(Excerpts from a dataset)
================
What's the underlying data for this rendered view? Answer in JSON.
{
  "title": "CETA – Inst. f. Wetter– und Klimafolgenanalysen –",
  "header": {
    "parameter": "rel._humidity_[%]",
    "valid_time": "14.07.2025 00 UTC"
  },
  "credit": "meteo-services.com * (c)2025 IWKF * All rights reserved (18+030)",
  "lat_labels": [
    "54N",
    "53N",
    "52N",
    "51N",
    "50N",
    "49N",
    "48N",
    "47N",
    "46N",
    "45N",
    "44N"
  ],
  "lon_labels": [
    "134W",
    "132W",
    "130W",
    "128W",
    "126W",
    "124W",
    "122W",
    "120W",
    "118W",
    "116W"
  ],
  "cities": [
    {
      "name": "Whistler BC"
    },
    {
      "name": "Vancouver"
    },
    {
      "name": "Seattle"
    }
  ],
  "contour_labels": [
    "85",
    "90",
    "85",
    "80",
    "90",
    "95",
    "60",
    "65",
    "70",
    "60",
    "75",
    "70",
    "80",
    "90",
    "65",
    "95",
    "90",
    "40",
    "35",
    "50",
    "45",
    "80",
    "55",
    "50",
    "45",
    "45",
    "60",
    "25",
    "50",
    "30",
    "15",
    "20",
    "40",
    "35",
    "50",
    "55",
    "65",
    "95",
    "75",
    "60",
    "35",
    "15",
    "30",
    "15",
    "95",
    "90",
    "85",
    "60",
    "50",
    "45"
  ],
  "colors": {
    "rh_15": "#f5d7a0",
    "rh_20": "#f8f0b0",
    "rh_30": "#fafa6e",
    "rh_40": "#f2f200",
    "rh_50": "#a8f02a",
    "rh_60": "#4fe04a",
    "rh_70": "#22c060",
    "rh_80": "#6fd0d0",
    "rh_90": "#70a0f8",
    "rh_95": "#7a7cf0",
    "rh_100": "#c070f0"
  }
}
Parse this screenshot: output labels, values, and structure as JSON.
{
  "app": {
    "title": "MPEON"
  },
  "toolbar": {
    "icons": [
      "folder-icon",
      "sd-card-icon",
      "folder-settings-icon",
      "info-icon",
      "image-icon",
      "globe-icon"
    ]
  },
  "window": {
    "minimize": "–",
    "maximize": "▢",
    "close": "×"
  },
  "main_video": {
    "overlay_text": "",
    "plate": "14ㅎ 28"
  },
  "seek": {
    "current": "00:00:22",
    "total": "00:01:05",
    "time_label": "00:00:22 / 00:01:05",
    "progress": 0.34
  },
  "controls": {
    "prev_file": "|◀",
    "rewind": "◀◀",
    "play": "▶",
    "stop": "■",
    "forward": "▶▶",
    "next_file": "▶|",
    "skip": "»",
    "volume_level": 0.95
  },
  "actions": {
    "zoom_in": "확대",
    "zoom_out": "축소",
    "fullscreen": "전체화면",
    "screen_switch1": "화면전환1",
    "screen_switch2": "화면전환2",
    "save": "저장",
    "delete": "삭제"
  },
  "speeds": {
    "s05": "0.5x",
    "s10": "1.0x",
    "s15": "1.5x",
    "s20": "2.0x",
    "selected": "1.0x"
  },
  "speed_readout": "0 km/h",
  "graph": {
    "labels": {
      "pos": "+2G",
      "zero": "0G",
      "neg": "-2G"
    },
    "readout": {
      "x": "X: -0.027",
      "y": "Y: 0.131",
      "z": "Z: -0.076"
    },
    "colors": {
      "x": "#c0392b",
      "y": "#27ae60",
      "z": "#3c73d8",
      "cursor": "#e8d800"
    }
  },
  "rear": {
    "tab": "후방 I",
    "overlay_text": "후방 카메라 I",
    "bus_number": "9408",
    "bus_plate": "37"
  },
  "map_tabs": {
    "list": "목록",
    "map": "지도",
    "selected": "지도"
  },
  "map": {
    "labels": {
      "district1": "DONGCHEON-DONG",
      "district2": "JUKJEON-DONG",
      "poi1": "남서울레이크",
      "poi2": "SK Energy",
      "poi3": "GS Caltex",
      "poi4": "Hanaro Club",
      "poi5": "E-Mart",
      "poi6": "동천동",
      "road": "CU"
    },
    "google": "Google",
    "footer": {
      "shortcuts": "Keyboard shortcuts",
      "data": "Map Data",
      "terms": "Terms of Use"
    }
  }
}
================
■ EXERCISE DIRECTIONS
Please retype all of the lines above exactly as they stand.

■ RESULT OF THE EXERCISE
What's the underlying data for this rendered view? Answer in JSON.
{
  "title": "CETA – Inst. f. Wetter– und Klimafolgenanalysen –",
  "header": {
    "parameter": "rel._humidity_[%]",
    "valid_time": "14.07.2025 00 UTC"
  },
  "credit": "meteo-services.com * (c)2025 IWKF * All rights reserved (18+030)",
  "lat_labels": [
    "54N",
    "53N",
    "52N",
    "51N",
    "50N",
    "49N",
    "48N",
    "47N",
    "46N",
    "45N",
    "44N"
  ],
  "lon_labels": [
    "134W",
    "132W",
    "130W",
    "128W",
    "126W",
    "124W",
    "122W",
    "120W",
    "118W",
    "116W"
  ],
  "cities": [
    {
      "name": "Whistler BC"
    },
    {
      "name": "Vancouver"
    },
    {
      "name": "Seattle"
    }
  ],
  "contour_labels": [
    "85",
    "90",
    "85",
    "80",
    "90",
    "95",
    "60",
    "65",
    "70",
    "60",
    "75",
    "70",
    "80",
    "90",
    "65",
    "95",
    "90",
    "40",
    "35",
    "50",
    "45",
    "80",
    "55",
    "50",
    "45",
    "45",
    "60",
    "25",
    "50",
    "30",
    "15",
    "20",
    "40",
    "35",
    "50",
    "55",
    "65",
    "95",
    "75",
    "60",
    "35",
    "15",
    "30",
    "15",
    "95",
    "90",
    "85",
    "60",
    "50",
    "45"
  ],
  "colors": {
    "rh_15": "#f5d7a0",
    "rh_20": "#f8f0b0",
    "rh_30": "#fafa6e",
    "rh_40": "#f2f200",
    "rh_50": "#a8f02a",
    "rh_60": "#4fe04a",
    "rh_70": "#22c060",
    "rh_80": "#6fd0d0",
    "rh_90": "#70a0f8",
    "rh_95": "#7a7cf0",
    "rh_100": "#c070f0"
  }
}
Parse this screenshot: output labels, values, and structure as JSON.
{
  "app": {
    "title": "MPEON"
  },
  "toolbar": {
    "icons": [
      "folder-icon",
      "sd-card-icon",
      "folder-settings-icon",
      "info-icon",
      "image-icon",
      "globe-icon"
    ]
  },
  "window": {
    "minimize": "–",
    "maximize": "▢",
    "close": "×"
  },
  "main_video": {
    "overlay_text": "",
    "plate": "14ㅎ 28"
  },
  "seek": {
    "current": "00:00:22",
    "total": "00:01:05",
    "time_label": "00:00:22 / 00:01:05",
    "progress": 0.34
  },
  "controls": {
    "prev_file": "|◀",
    "rewind": "◀◀",
    "play": "▶",
    "stop": "■",
    "forward": "▶▶",
    "next_file": "▶|",
    "skip": "»",
    "volume_level": 0.95
  },
  "actions": {
    "zoom_in": "확대",
    "zoom_out": "축소",
    "fullscreen": "전체화면",
    "screen_switch1": "화면전환1",
    "screen_switch2": "화면전환2",
    "save": "저장",
    "delete": "삭제"
  },
  "speeds": {
    "s05": "0.5x",
    "s10": "1.0x",
    "s15": "1.5x",
    "s20": "2.0x",
    "selected": "1.0x"
  },
  "speed_readout": "0 km/h",
  "graph": {
    "labels": {
      "pos": "+2G",
      "zero": "0G",
      "neg": "-2G"
    },
    "readout": {
      "x": "X: -0.027",
      "y": "Y: 0.131",
      "z": "Z: -0.076"
    },
    "colors": {
      "x": "#c0392b",
      "y": "#27ae60",
      "z": "#3c73d8",
      "cursor": "#e8d800"
    }
  },
  "rear": {
    "tab": "후방 I",
    "overlay_text": "후방 카메라 I",
    "bus_number": "9408",
    "bus_plate": "37"
  },
  "map_tabs": {
    "list": "목록",
    "map": "지도",
    "selected": "지도"
  },
  "map": {
    "labels": {
      "district1": "DONGCHEON-DONG",
      "district2": "JUKJEON-DONG",
      "poi1": "남서울레이크",
      "poi2": "SK Energy",
      "poi3": "GS Caltex",
      "poi4": "Hanaro Club",
      "poi5": "E-Mart",
      "poi6": "동천동",
      "road": "CU"
    },
    "google": "Google",
    "footer": {
      "shortcuts": "Keyboard shortcuts",
      "data": "Map Data",
      "terms": "Terms of Use"
    }
  }
}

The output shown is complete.